- MS incidence and prevalence increased with distance away from equator4
- This is thought to be due to the increased natural vitamin D production in those living nearer the tropics4
Epstein–Barr virus (EBV) infection
- A meta-analysis of 18 articles found the relative risk of MS was strongly associated with EBV5
- Smoking is associated with an increased risk of developing MS6
Ten leading symptoms experienced with MS relapse (N = 3,882)4
- Relapses coincide with focal CNS inflammation and demyelination, which are typically seen on MRI as white matter lesions7
- Symptoms typically evolve over days to two weeks, stabilise for one to two weeks and then improve over weeks8
- As MS can affect any region of the CNS, it can generate almost any neurological symptom9,10
- In most cases, there is substantial recovery (remission) from the first relapse – only 4% of patients show no improvement9
- Sensory, visual and brainstem relapses may be more likely to result in complete recovery, but visual and sensory pathways may also be particularly susceptible to recurrent damage9
- The NICE guidance on RRMS management suggests a holistic multidisciplinary team (MDT) approach including:11
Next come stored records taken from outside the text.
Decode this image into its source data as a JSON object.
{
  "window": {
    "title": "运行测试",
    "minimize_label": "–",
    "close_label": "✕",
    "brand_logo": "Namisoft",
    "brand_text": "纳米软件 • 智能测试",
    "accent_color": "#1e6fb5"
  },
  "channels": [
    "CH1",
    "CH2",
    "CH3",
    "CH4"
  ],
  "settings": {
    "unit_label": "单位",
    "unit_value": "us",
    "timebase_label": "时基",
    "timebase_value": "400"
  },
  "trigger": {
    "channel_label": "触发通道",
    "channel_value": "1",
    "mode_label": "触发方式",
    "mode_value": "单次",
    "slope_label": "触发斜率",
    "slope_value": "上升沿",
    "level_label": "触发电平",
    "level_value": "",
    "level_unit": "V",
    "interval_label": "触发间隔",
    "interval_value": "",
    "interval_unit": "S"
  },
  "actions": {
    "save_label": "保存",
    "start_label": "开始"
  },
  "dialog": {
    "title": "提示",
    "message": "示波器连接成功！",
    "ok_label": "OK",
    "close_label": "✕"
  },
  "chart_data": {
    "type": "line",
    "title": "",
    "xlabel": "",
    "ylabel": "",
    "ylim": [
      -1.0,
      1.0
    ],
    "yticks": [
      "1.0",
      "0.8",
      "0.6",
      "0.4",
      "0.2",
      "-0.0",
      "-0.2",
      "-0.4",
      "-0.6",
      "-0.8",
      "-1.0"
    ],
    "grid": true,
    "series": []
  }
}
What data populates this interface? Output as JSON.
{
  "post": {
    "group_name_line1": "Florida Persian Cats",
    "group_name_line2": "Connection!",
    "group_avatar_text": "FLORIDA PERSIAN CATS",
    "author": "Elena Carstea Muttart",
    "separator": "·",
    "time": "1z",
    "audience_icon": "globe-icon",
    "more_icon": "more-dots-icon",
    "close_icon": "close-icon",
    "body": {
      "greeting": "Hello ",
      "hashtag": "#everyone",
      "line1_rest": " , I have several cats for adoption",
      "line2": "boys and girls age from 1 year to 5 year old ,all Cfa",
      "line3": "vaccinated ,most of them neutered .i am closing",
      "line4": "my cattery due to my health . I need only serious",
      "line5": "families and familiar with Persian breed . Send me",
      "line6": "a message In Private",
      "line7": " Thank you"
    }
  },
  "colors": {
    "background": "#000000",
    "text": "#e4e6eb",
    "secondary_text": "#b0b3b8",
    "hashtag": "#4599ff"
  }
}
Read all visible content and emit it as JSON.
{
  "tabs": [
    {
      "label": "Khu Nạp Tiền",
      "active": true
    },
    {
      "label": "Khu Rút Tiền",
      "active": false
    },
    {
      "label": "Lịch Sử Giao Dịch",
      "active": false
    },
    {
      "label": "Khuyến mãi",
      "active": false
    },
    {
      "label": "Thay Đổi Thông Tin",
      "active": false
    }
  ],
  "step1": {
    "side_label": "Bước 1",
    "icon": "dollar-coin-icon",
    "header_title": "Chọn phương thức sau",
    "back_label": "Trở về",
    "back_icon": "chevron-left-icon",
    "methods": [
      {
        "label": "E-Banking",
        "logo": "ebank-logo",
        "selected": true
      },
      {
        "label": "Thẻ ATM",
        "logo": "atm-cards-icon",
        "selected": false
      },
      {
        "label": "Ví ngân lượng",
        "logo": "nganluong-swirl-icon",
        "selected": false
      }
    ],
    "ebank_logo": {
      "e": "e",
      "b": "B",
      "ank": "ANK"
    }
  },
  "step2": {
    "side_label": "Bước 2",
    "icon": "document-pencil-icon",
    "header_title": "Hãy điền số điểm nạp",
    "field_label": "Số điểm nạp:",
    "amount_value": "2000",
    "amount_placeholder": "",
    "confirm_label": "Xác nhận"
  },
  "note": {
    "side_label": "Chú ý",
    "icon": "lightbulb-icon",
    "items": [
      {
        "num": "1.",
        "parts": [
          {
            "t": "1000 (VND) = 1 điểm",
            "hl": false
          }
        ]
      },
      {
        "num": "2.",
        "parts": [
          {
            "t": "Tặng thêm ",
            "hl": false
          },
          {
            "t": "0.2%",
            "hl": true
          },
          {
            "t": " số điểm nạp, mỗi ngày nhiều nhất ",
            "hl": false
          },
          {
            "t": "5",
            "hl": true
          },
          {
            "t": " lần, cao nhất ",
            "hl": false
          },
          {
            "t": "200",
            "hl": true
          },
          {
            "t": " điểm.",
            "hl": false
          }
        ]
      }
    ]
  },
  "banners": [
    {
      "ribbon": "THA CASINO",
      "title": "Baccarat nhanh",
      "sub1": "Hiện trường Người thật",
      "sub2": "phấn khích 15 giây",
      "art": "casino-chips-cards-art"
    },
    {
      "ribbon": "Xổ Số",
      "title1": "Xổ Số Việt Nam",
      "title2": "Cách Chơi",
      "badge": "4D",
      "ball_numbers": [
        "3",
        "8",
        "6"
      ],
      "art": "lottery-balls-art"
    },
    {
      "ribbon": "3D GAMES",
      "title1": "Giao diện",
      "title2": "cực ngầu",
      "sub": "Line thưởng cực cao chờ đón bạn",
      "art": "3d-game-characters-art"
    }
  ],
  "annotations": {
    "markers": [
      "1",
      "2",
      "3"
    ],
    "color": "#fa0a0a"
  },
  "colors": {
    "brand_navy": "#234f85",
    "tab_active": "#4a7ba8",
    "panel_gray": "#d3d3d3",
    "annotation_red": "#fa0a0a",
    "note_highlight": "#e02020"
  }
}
- Lifestyle advice
- Social care
- Symptom management
- It is now known that damage to the brain from MS begins right at the start of disease12
- Therefore, beginning treatment with a DMT early in the course of disease may improve long-term outcomes11
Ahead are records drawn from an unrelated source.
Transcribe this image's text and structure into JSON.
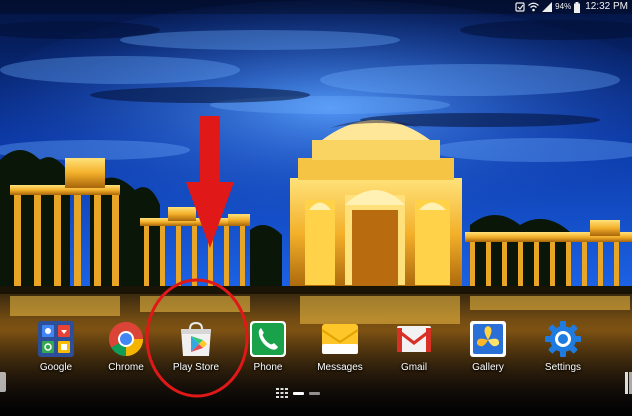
{
  "status_bar": {
    "battery": "94%",
    "time": "12:32 PM",
    "icons": [
      "notification-icon",
      "wifi-icon",
      "signal-icon",
      "battery-icon"
    ]
  },
  "dock": {
    "apps": [
      {
        "label": "Google",
        "icon": "google-folder-icon"
      },
      {
        "label": "Chrome",
        "icon": "chrome-icon"
      },
      {
        "label": "Play Store",
        "icon": "play-store-icon"
      },
      {
        "label": "Phone",
        "icon": "phone-icon"
      },
      {
        "label": "Messages",
        "icon": "messages-icon"
      },
      {
        "label": "Gmail",
        "icon": "gmail-icon"
      },
      {
        "label": "Gallery",
        "icon": "gallery-icon"
      },
      {
        "label": "Settings",
        "icon": "settings-icon"
      }
    ]
  },
  "page_indicator": {
    "pages": 2,
    "active_page": 1
  },
  "annotation": {
    "color": "#e01818",
    "highlighted_app": "Play Store"
  }
}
- A range of treatment options are now available, so a key clinical question has become how intensively to begin treatment at disease onset13
- A high- vs moderate-efficacy treatment is associated with increased immunosuppression; however, early use of such a treatment may improve long-term relapse and disability outcomes13
CNS, central nervous system; DMT, disease-modifying therapy; HLA, human leukocyte antigen; MRI, magnetic resonance imaging; MS, multiple sclerosis; NICE, National Institute for Health and Care Excellence; RRMS, relapsing-remitting multiple sclerosis.
- MS Society UK. MS in the UK [online]. Available from: https://www.mssociety.org.uk/what-we-do/our-work/our-evidence/ms-in-the-uk [Last accessed: March 2021].
- Dobson R, Giovannoni G. Eur J Neurol. 2019;26(1):27–40.
- Olsson T, Barcellos LF, Alfredsson L. Nat Rev Neurol. 2017;13(1):25–36.
- Ascherio A, Munger KL. Semin Neurol. 2016;36(2):103–114.
- Handel AE, Williamson AJ, Disanto G, et al. PLoS One. 2010:1;5(9):e12496.
- Hernán MA, Jick SS, Logroscino G, et al. Brain. 2005;128(Pt 6):1461–1465.
- Dendrou CA, Fugger L, Friese MA. Nat Rev Immunol. 2015;15(9):545–558.
- Palace J. J Neurol Neurosurg Psychiatry. 2001;71 Suppl 2(Suppl 2):ii3–ii8.
- Joy JE, Johnston RB Jr. (Eds.). Multiple sclerosis: Current status and strategies for the future [online] 2001. Washington DC, US: National Academies Press. 2001. Available from: https://www.ncbi.nlm.nih.gov/books/NBK222386/ [Last accessed: March 2021].
- Nazareth TA, Rava AR, Polyakov JL, et al. Mult Scler Relat Disord. 2018;26:219–234.
- NICE. Managing multiple sclerosis. Available from: https://pathways.nice.org.uk/pathways/multiple-sclerosis#path=view%3A/pa... [Last accessed: March 2021].
- Cerquiera JJ, Compston DAS, Geraldes R, et al. J Neurol Neurosurg Psychiatry. 2018;89(8):844–850.
- Stankiewicz JM, Weiner HL. Neurol Neuroimmunol Neuroinflamm. 2019;7(1):e636.